Published: 16th April 2019
Why Ankita Shah and The Poetry Club can help you rediscover your love for poetry
Ankita Shah talks about her tryst with poetry and what she plans to do with The Poetry Club, her fast-growing poetry movement
Every time Ankita Shah recited her poems during literary fests in college, she received a lot of applause. For her, poetry spelt happiness and served as a medium to express her emotions. The 27-year-old, who studied at the Narsee Monjee College of Commerce and Economics in Mumbai, did not give up her passion for poetry even after college. When she quit her corporate job chose to work at G5A Foundation for Contemporary Culture so that she could understand art and literature better.
Poetry, though, was the one thing that really stayed with her. Therefore in 2013, when she stepped out of college, she co-founded The Poetry Club. She recalls, "I started writing at a very young age and wrote mostly about the environment, nature and animals. I still remember that the first poem I wrote was about the endangered species of Olive Ridley Turtles and what can be done to save them. When in college, I found a friend, Trupthi Shetty, who also had the same passion. Both of us conducted a whole lot of literary activities. When we finished college, we realised that there was no proper platform to discuss our poems or literature other than an open mic night. That's when we decided to start The Poetry Club in Mumbai."

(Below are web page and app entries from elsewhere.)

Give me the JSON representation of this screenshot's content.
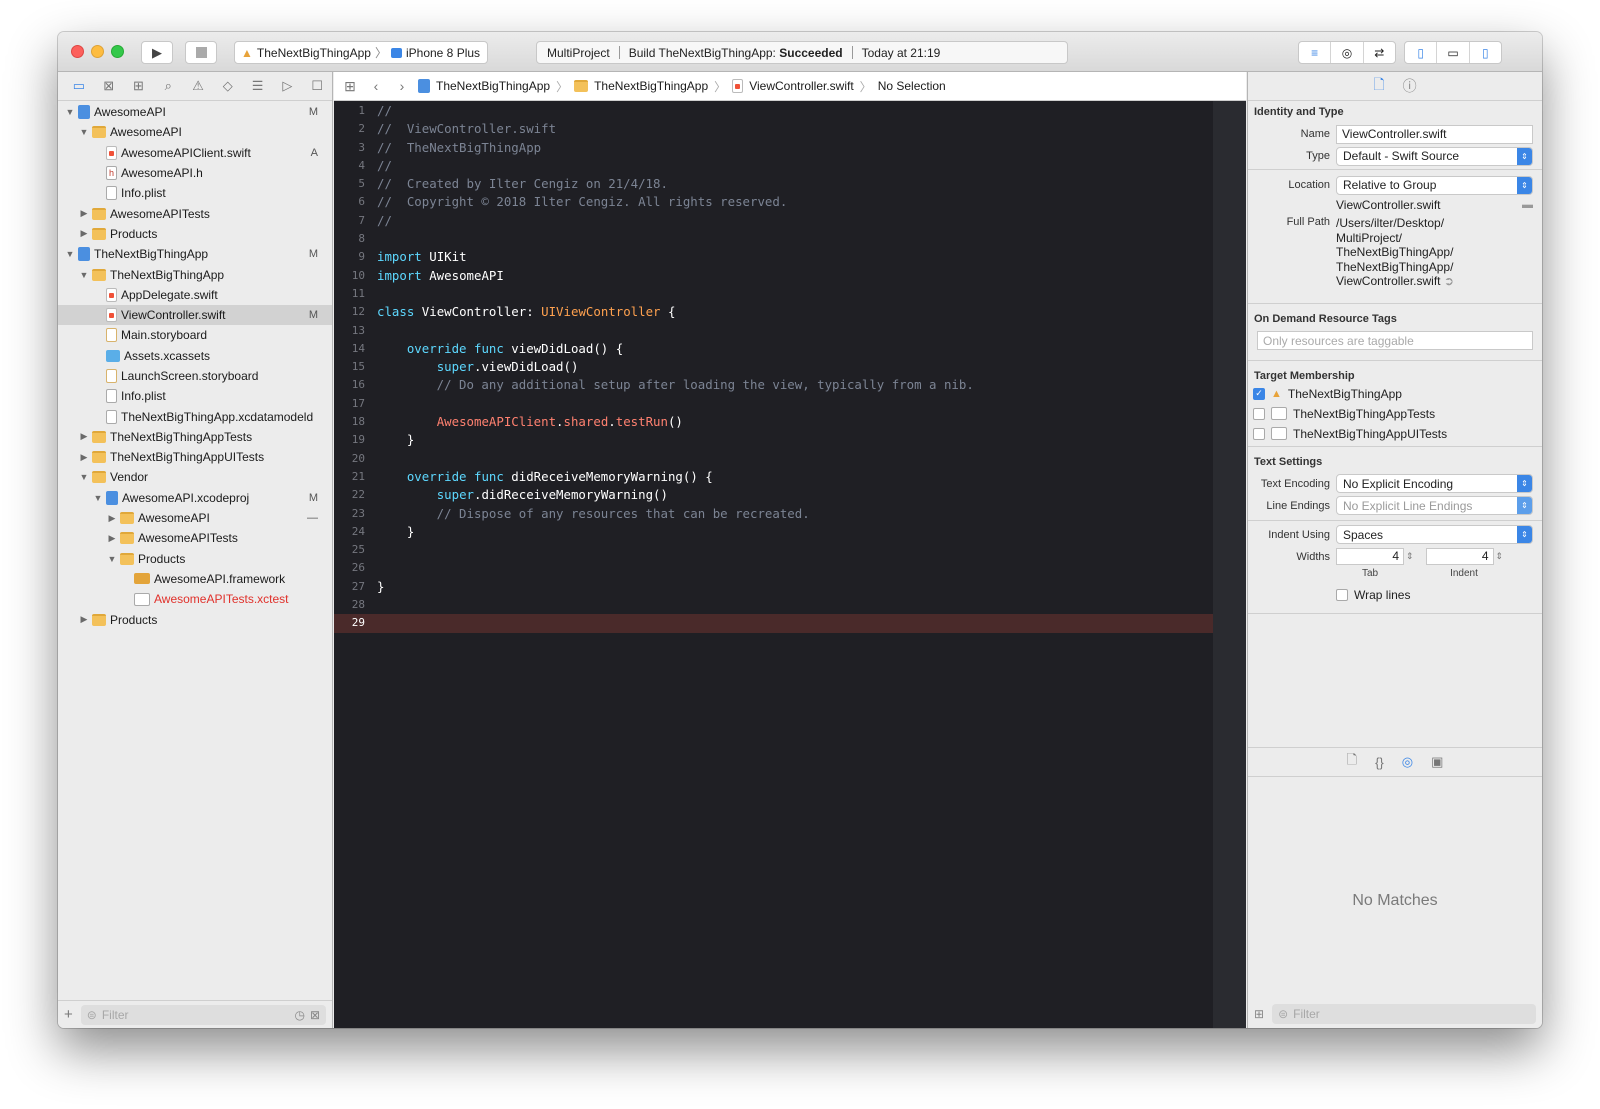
{
  "toolbar": {
    "scheme_app": "TheNextBigThingApp",
    "scheme_device": "iPhone 8 Plus",
    "activity_project": "MultiProject",
    "activity_build_prefix": "Build TheNextBigThingApp:",
    "activity_build_status": "Succeeded",
    "activity_time": "Today at 21:19"
  },
  "navigator": {
    "tree": [
      {
        "label": "AwesomeAPI",
        "indent": 0,
        "icon": "project-icon",
        "expanded": true,
        "badge": "M"
      },
      {
        "label": "AwesomeAPI",
        "indent": 1,
        "icon": "folder-icon",
        "expanded": true,
        "badge": ""
      },
      {
        "label": "AwesomeAPIClient.swift",
        "indent": 2,
        "icon": "swift-file-icon",
        "expanded": null,
        "badge": "A"
      },
      {
        "label": "AwesomeAPI.h",
        "indent": 2,
        "icon": "header-file-icon",
        "expanded": null,
        "badge": ""
      },
      {
        "label": "Info.plist",
        "indent": 2,
        "icon": "plist-file-icon",
        "expanded": null,
        "badge": ""
      },
      {
        "label": "AwesomeAPITests",
        "indent": 1,
        "icon": "folder-icon",
        "expanded": false,
        "badge": ""
      },
      {
        "label": "Products",
        "indent": 1,
        "icon": "folder-icon",
        "expanded": false,
        "badge": ""
      },
      {
        "label": "TheNextBigThingApp",
        "indent": 0,
        "icon": "project-icon",
        "expanded": true,
        "badge": "M"
      },
      {
        "label": "TheNextBigThingApp",
        "indent": 1,
        "icon": "folder-icon",
        "expanded": true,
        "badge": ""
      },
      {
        "label": "AppDelegate.swift",
        "indent": 2,
        "icon": "swift-file-icon",
        "expanded": null,
        "badge": ""
      },
      {
        "label": "ViewController.swift",
        "indent": 2,
        "icon": "swift-file-icon",
        "expanded": null,
        "badge": "M",
        "selected": true
      },
      {
        "label": "Main.storyboard",
        "indent": 2,
        "icon": "storyboard-file-icon",
        "expanded": null,
        "badge": ""
      },
      {
        "label": "Assets.xcassets",
        "indent": 2,
        "icon": "asset-catalog-icon",
        "expanded": null,
        "badge": ""
      },
      {
        "label": "LaunchScreen.storyboard",
        "indent": 2,
        "icon": "storyboard-file-icon",
        "expanded": null,
        "badge": ""
      },
      {
        "label": "Info.plist",
        "indent": 2,
        "icon": "plist-file-icon",
        "expanded": null,
        "badge": ""
      },
      {
        "label": "TheNextBigThingApp.xcdatamodeld",
        "indent": 2,
        "icon": "datamodel-file-icon",
        "expanded": null,
        "badge": ""
      },
      {
        "label": "TheNextBigThingAppTests",
        "indent": 1,
        "icon": "folder-icon",
        "expanded": false,
        "badge": ""
      },
      {
        "label": "TheNextBigThingAppUITests",
        "indent": 1,
        "icon": "folder-icon",
        "expanded": false,
        "badge": ""
      },
      {
        "label": "Vendor",
        "indent": 1,
        "icon": "folder-icon",
        "expanded": true,
        "badge": ""
      },
      {
        "label": "AwesomeAPI.xcodeproj",
        "indent": 2,
        "icon": "project-icon",
        "expanded": true,
        "badge": "M"
      },
      {
        "label": "AwesomeAPI",
        "indent": 3,
        "icon": "folder-icon",
        "expanded": false,
        "badge": "—"
      },
      {
        "label": "AwesomeAPITests",
        "indent": 3,
        "icon": "folder-icon",
        "expanded": false,
        "badge": ""
      },
      {
        "label": "Products",
        "indent": 3,
        "icon": "folder-icon",
        "expanded": true,
        "badge": ""
      },
      {
        "label": "AwesomeAPI.framework",
        "indent": 4,
        "icon": "framework-icon",
        "expanded": null,
        "badge": ""
      },
      {
        "label": "AwesomeAPITests.xctest",
        "indent": 4,
        "icon": "xctest-icon",
        "expanded": null,
        "badge": "",
        "missing": true
      },
      {
        "label": "Products",
        "indent": 1,
        "icon": "folder-icon",
        "expanded": false,
        "badge": ""
      }
    ],
    "filter_placeholder": "Filter"
  },
  "jumpbar": {
    "crumbs": [
      "TheNextBigThingApp",
      "TheNextBigThingApp",
      "ViewController.swift",
      "No Selection"
    ]
  },
  "editor": {
    "current_line": 29,
    "lines": [
      {
        "n": "1",
        "t": [
          [
            "cmt",
            "//"
          ]
        ]
      },
      {
        "n": "2",
        "t": [
          [
            "cmt",
            "//  ViewController.swift"
          ]
        ]
      },
      {
        "n": "3",
        "t": [
          [
            "cmt",
            "//  TheNextBigThingApp"
          ]
        ]
      },
      {
        "n": "4",
        "t": [
          [
            "cmt",
            "//"
          ]
        ]
      },
      {
        "n": "5",
        "t": [
          [
            "cmt",
            "//  Created by Ilter Cengiz on 21/4/18."
          ]
        ]
      },
      {
        "n": "6",
        "t": [
          [
            "cmt",
            "//  Copyright © 2018 Ilter Cengiz. All rights reserved."
          ]
        ]
      },
      {
        "n": "7",
        "t": [
          [
            "cmt",
            "//"
          ]
        ]
      },
      {
        "n": "8",
        "t": []
      },
      {
        "n": "9",
        "t": [
          [
            "kw2",
            "import"
          ],
          [
            "",
            "UIKit"
          ]
        ]
      },
      {
        "n": "10",
        "t": [
          [
            "kw2",
            "import"
          ],
          [
            "",
            " AwesomeAPI"
          ]
        ]
      },
      {
        "n": "11",
        "t": []
      },
      {
        "n": "12",
        "t": [
          [
            "kw2",
            "class"
          ],
          [
            "",
            " ViewController: "
          ],
          [
            "typ",
            "UIViewController"
          ],
          [
            "",
            " {"
          ]
        ]
      },
      {
        "n": "13",
        "t": []
      },
      {
        "n": "14",
        "t": [
          [
            "",
            "    "
          ],
          [
            "kw2",
            "override func"
          ],
          [
            "",
            " viewDidLoad() {"
          ]
        ]
      },
      {
        "n": "15",
        "t": [
          [
            "",
            "        "
          ],
          [
            "kw2",
            "super"
          ],
          [
            "",
            ".viewDidLoad()"
          ]
        ]
      },
      {
        "n": "16",
        "t": [
          [
            "cmt",
            "        // Do any additional setup after loading the view, typically from a nib."
          ]
        ]
      },
      {
        "n": "17",
        "t": []
      },
      {
        "n": "18",
        "t": [
          [
            "",
            "        "
          ],
          [
            "fn",
            "AwesomeAPIClient"
          ],
          [
            "",
            "."
          ],
          [
            "fn",
            "shared"
          ],
          [
            "",
            "."
          ],
          [
            "fn",
            "testRun"
          ],
          [
            "",
            "()"
          ]
        ]
      },
      {
        "n": "19",
        "t": [
          [
            "",
            "    }"
          ]
        ]
      },
      {
        "n": "20",
        "t": []
      },
      {
        "n": "21",
        "t": [
          [
            "",
            "    "
          ],
          [
            "kw2",
            "override func"
          ],
          [
            "",
            " didReceiveMemoryWarning() {"
          ]
        ]
      },
      {
        "n": "22",
        "t": [
          [
            "",
            "        "
          ],
          [
            "kw2",
            "super"
          ],
          [
            "",
            ".didReceiveMemoryWarning()"
          ]
        ]
      },
      {
        "n": "23",
        "t": [
          [
            "cmt",
            "        // Dispose of any resources that can be recreated."
          ]
        ]
      },
      {
        "n": "24",
        "t": [
          [
            "",
            "    }"
          ]
        ]
      },
      {
        "n": "25",
        "t": []
      },
      {
        "n": "26",
        "t": []
      },
      {
        "n": "27",
        "t": [
          [
            "",
            "}"
          ]
        ]
      },
      {
        "n": "28",
        "t": []
      },
      {
        "n": "29",
        "t": []
      }
    ]
  },
  "inspector": {
    "identity_heading": "Identity and Type",
    "name_label": "Name",
    "name_value": "ViewController.swift",
    "type_label": "Type",
    "type_value": "Default - Swift Source",
    "location_label": "Location",
    "location_value": "Relative to Group",
    "location_file": "ViewController.swift",
    "fullpath_label": "Full Path",
    "fullpath_lines": [
      "/Users/ilter/Desktop/",
      "MultiProject/",
      "TheNextBigThingApp/",
      "TheNextBigThingApp/",
      "ViewController.swift"
    ],
    "odr_heading": "On Demand Resource Tags",
    "odr_placeholder": "Only resources are taggable",
    "target_heading": "Target Membership",
    "targets": [
      {
        "label": "TheNextBigThingApp",
        "checked": true
      },
      {
        "label": "TheNextBigThingAppTests",
        "checked": false
      },
      {
        "label": "TheNextBigThingAppUITests",
        "checked": false
      }
    ],
    "text_heading": "Text Settings",
    "encoding_label": "Text Encoding",
    "encoding_value": "No Explicit Encoding",
    "endings_label": "Line Endings",
    "endings_value": "No Explicit Line Endings",
    "indent_label": "Indent Using",
    "indent_value": "Spaces",
    "widths_label": "Widths",
    "tab_value": "4",
    "indent_width_value": "4",
    "tab_caption": "Tab",
    "indent_caption": "Indent",
    "wrap_label": "Wrap lines",
    "no_matches": "No Matches",
    "filter_placeholder": "Filter"
  },
  "colors": {
    "editor_bg": "#1f1f24",
    "keyword": "#5dd8ff",
    "type": "#ffa14f",
    "identifier": "#ff8170",
    "comment": "#7c8494",
    "current_line": "#4a2a2a",
    "accent": "#3b86e6"
  }
}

Early poetry: Ankita Shah started writing when she only 12-year-old and the first poem she wrote was about Olive Ridley Turtles

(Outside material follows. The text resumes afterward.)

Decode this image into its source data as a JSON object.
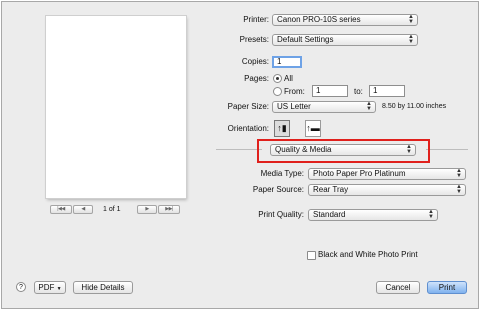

Ankita and her friend got in touch with lots of youngsters who were into poetry and told them about the club. They conducted sessions every Sundaywhere at least 80-100 people gathered. Over the years, more than 500 poets have taken centre stage. Her group is not only meant for English poets but is open to poets who write in all Indian languages — practically anyone. She explains, "While some people are comfortable with expressing their emotions in English poems, others are more comfortable expressing themselves in their mother tongues. That's how poetry and languages can be kept alive. It feels good to see many people from different states under one roof." In the next three months, Ankita wants to begin conducting workshops. She hopes to invite famous writers to the poetry club to speak about the importance of literature, forms of poetry and languages, the time when it took shape in India and much more.
Ankita usually writes poems on themes like heartbreak, family, love, time, memory, borders and walls, space and stars. "A lot of poems that I write are all about what I do and experience. These themes are very close to my heart. For instance, one of my poems, Borders, is all about the discrimination that I had to go through due to my looks. It is about the current situation in different countries where people are building walls between themselves creating enmity and shattering many dreams," says Ankita.

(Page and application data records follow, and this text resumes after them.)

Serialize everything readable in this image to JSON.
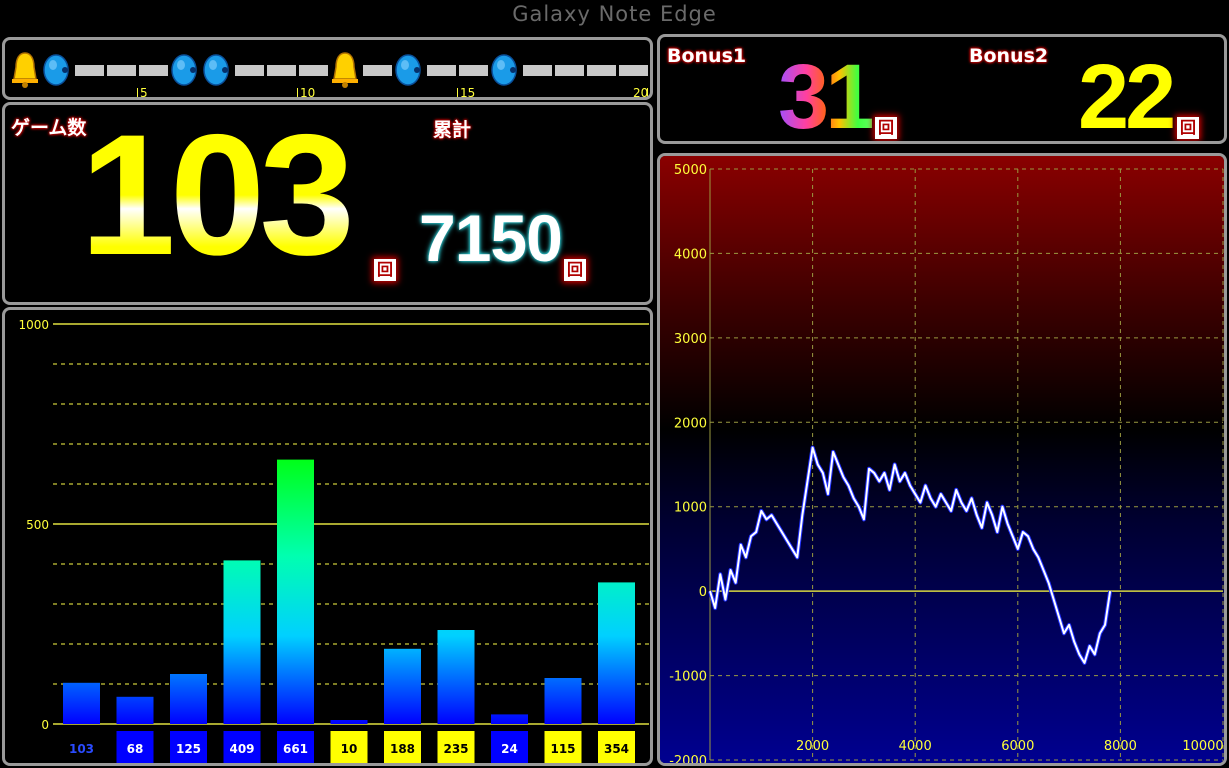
{
  "device": {
    "title": "Galaxy Note Edge"
  },
  "history": {
    "items": [
      "bell-icon",
      "blue-icon",
      "bar",
      "bar",
      "bar",
      "blue-icon",
      "blue-icon",
      "bar",
      "bar",
      "bar",
      "bell-icon",
      "bar",
      "blue-icon",
      "bar",
      "bar",
      "blue-icon",
      "bar",
      "bar",
      "bar",
      "bar"
    ],
    "tick_labels": [
      "5",
      "10",
      "15",
      "20"
    ]
  },
  "game": {
    "label": "ゲーム数",
    "value": "103",
    "unit": "回",
    "total_label": "累計",
    "total_value": "7150",
    "total_unit": "回"
  },
  "bonus": {
    "bonus1_label": "Bonus1",
    "bonus1_value": "31",
    "bonus1_unit": "回",
    "bonus2_label": "Bonus2",
    "bonus2_value": "22",
    "bonus2_unit": "回"
  },
  "colors": {
    "accent_yellow": "#ffff00",
    "bonus1_bar": "#0000ff",
    "bonus2_bar": "#ffff00",
    "grid": "#a8a830",
    "history_bar": "#c8c8c8"
  },
  "chart_data": [
    {
      "type": "bar",
      "ylim": [
        0,
        1000
      ],
      "yticks": [
        0,
        500,
        1000
      ],
      "grid": true,
      "values": [
        103,
        68,
        125,
        409,
        661,
        10,
        188,
        235,
        24,
        115,
        354
      ],
      "label_colors": [
        "blue",
        "blue",
        "blue",
        "blue",
        "blue",
        "yellow",
        "yellow",
        "yellow",
        "blue",
        "yellow",
        "yellow"
      ],
      "labels": [
        "103",
        "68",
        "125",
        "409",
        "661",
        "10",
        "188",
        "235",
        "24",
        "115",
        "354"
      ]
    },
    {
      "type": "line",
      "xlim": [
        0,
        10000
      ],
      "ylim": [
        -2000,
        5000
      ],
      "xticks": [
        2000,
        4000,
        6000,
        8000,
        10000
      ],
      "yticks": [
        -2000,
        -1000,
        0,
        1000,
        2000,
        3000,
        4000,
        5000
      ],
      "grid": true,
      "points": [
        [
          0,
          0
        ],
        [
          100,
          -200
        ],
        [
          200,
          200
        ],
        [
          300,
          -100
        ],
        [
          400,
          250
        ],
        [
          500,
          100
        ],
        [
          600,
          550
        ],
        [
          700,
          400
        ],
        [
          800,
          650
        ],
        [
          900,
          700
        ],
        [
          1000,
          950
        ],
        [
          1100,
          850
        ],
        [
          1200,
          900
        ],
        [
          1300,
          800
        ],
        [
          1400,
          700
        ],
        [
          1500,
          600
        ],
        [
          1600,
          500
        ],
        [
          1700,
          400
        ],
        [
          1800,
          900
        ],
        [
          1900,
          1300
        ],
        [
          2000,
          1700
        ],
        [
          2100,
          1500
        ],
        [
          2200,
          1400
        ],
        [
          2300,
          1150
        ],
        [
          2400,
          1650
        ],
        [
          2500,
          1500
        ],
        [
          2600,
          1350
        ],
        [
          2700,
          1250
        ],
        [
          2800,
          1100
        ],
        [
          2900,
          1000
        ],
        [
          3000,
          850
        ],
        [
          3100,
          1450
        ],
        [
          3200,
          1400
        ],
        [
          3300,
          1300
        ],
        [
          3400,
          1400
        ],
        [
          3500,
          1200
        ],
        [
          3600,
          1500
        ],
        [
          3700,
          1300
        ],
        [
          3800,
          1400
        ],
        [
          3900,
          1250
        ],
        [
          4000,
          1150
        ],
        [
          4100,
          1050
        ],
        [
          4200,
          1250
        ],
        [
          4300,
          1100
        ],
        [
          4400,
          1000
        ],
        [
          4500,
          1150
        ],
        [
          4600,
          1050
        ],
        [
          4700,
          950
        ],
        [
          4800,
          1200
        ],
        [
          4900,
          1050
        ],
        [
          5000,
          950
        ],
        [
          5100,
          1100
        ],
        [
          5200,
          900
        ],
        [
          5300,
          750
        ],
        [
          5400,
          1050
        ],
        [
          5500,
          900
        ],
        [
          5600,
          700
        ],
        [
          5700,
          1000
        ],
        [
          5800,
          800
        ],
        [
          5900,
          650
        ],
        [
          6000,
          500
        ],
        [
          6100,
          700
        ],
        [
          6200,
          650
        ],
        [
          6300,
          500
        ],
        [
          6400,
          400
        ],
        [
          6500,
          250
        ],
        [
          6600,
          100
        ],
        [
          6700,
          -100
        ],
        [
          6800,
          -300
        ],
        [
          6900,
          -500
        ],
        [
          7000,
          -400
        ],
        [
          7100,
          -600
        ],
        [
          7200,
          -750
        ],
        [
          7300,
          -850
        ],
        [
          7400,
          -650
        ],
        [
          7500,
          -750
        ],
        [
          7600,
          -500
        ],
        [
          7700,
          -400
        ],
        [
          7800,
          0
        ]
      ]
    }
  ]
}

Spoken word is a performance art that is word-based. It is a "catchall" term that includes any kind of poetry recited aloud, including poetry readings, poetry slams, jazz poetry, and hip hop, and can include comedy routines and prose monologues. This poetry often conveys serious messages like racial inequality, sexual assault or rape culture, anti-bullying messages, body positive campaigns, and LGBTQ rights
Apart from The Poetry Club, Ankita is a huge fan of the burgeoning open mic culture and what it has done for poetry. "Open mic is a platform where one gets the freedom to express his or her thoughts. There are no restrictions or silencing people from what they want to express. Another plus point of an open mic is it helps create new conversations, dialogue and awareness about different issues among people. The open mic culture is a way to create a revolution. There is no restriction on the style of writing poems. Poems recited on the open mic connect you with the person and the experiences that you might have gone through. It is not like those poems which we read during school days just for the sake of passing exams," says Ankita who discusses her poems either on the open mic or her Instagram account.